sixteen anatomic medical mnemonics

Mnemonics are prolific within medicine, and helpful!

When I began medical school, I became intrigued by the idea of using mnemonics as "found imagery", starting points for whimsical illustration, collage, color experimentation and graphic design.

Thus, in the summer of 2016, I undertook a project to visually explore 16 “high-yield” mnemonics, most of which were gleaned from the white boards at Stanford’s clinical anatomy Dissection Lab*.

I began the project by selecting 16 mnemonics*, based on their potential as found imagery and utility during our examinations.

I then generated brief descriptions of each mnemonic (found here) and used Adobe Illustrator to merge text with imagery, resulting in the below 16:9 aspect ratio panels:

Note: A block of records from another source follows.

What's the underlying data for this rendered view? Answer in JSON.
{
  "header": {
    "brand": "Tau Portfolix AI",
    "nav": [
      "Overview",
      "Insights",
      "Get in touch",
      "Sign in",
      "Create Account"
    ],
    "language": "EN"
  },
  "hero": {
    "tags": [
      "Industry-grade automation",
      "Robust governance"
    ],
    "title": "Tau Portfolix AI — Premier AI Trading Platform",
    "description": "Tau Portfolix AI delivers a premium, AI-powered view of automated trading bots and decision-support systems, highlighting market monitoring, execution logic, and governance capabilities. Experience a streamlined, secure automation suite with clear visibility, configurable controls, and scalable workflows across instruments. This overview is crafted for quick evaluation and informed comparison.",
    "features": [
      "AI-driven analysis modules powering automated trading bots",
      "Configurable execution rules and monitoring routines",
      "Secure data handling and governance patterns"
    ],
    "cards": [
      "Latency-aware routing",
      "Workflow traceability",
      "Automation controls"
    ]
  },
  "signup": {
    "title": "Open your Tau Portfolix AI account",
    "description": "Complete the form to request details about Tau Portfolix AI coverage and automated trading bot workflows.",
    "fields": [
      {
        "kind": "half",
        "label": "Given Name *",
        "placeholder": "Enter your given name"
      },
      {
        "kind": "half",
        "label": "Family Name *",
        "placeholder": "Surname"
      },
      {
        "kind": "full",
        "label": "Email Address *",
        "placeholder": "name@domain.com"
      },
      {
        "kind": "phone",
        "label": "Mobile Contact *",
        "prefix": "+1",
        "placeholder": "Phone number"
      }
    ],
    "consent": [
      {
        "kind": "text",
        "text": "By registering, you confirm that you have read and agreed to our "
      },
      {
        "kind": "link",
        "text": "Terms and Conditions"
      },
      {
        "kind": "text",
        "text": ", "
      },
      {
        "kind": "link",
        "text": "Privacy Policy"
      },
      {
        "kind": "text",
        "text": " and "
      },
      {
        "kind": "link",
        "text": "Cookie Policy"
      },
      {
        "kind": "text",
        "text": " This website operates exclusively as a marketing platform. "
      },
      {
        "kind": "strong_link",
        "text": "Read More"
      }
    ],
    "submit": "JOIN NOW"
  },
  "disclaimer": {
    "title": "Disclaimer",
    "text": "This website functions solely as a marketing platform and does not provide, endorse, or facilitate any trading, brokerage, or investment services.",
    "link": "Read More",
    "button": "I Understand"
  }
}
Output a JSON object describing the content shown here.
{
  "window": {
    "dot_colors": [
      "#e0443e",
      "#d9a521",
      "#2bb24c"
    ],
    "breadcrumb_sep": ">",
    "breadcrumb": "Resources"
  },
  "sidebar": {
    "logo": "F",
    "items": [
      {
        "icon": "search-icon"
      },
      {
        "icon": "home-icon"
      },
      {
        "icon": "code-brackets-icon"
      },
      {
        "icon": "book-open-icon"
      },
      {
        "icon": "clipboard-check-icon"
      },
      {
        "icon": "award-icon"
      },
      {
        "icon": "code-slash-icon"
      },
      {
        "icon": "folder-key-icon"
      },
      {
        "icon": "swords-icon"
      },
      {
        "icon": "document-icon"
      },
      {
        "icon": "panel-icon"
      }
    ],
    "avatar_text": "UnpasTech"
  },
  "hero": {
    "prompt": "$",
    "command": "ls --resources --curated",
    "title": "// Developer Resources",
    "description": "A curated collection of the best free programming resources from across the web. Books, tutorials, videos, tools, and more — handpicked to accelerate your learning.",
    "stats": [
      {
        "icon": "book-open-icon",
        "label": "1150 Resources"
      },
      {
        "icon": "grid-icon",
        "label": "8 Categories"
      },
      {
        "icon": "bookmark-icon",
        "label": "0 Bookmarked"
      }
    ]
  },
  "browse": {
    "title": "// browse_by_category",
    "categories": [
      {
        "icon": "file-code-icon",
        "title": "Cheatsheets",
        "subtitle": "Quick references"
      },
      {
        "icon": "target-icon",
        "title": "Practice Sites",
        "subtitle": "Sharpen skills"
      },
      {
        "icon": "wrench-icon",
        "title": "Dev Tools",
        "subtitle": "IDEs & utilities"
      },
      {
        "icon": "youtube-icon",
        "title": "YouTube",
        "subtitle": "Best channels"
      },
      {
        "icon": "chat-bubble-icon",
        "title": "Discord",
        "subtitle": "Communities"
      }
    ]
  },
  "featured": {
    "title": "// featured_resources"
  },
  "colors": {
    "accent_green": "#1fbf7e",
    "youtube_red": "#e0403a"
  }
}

Next, I printed the 16:9 panels at A3 size, added more color using Sharpie oil paint markers and scanned the results (shown below) at Stanford's Tech Lounge*

sixteen anatomic mnemonic scans

Close-ups of scans (please note, clicking on these will open a further illustrated explanatory page with relevant wiki-links):


At this point, I realized that the 16:9 aspect ratio was not particularly suitable for printing on US letter paper --- too much wasted space.

In addition, I reckoned that a distributable version of the project should contain embedded explanatory text for each mnemonic.

Thus, I reformatted the 16:9 panels into US letter paper-sized mergings of mnemonic, explanatory text, shape, color, scribbles and dermatopathomicroscropy*:

US letter compilation



A major goal of the project was to release it freely --- please download free Kindle/iBook version here --- or what about a one-off, at-cost printed version? (cover of print version below)

sixteen anatomic mnemonics front cover

Near the end of the summer of 2016, I made a final collage containing one image from each mnemonic, resulting in the title image of the website:

To conclude the project, I thought it might be fitting to install a print of the anatomic mnemomics where I was first exposed to them --- the white boards of Stanford's clinical anatomy Dissection Lab!

anatomy dissection room.jpg

That's it --- thanks for viewing the site! :)

And please allow me to extend my deepest gratitude to Dr. Samuel Rodriguez, Dr. Audrey Shafer, Dr. Sakti Srivastava, Dr. Darren Salmi, Dr. Ian Whitmore and the Stanford School of Medicine for their generous support, teaching and guidance during this project and beyond --- BIG thanks! :)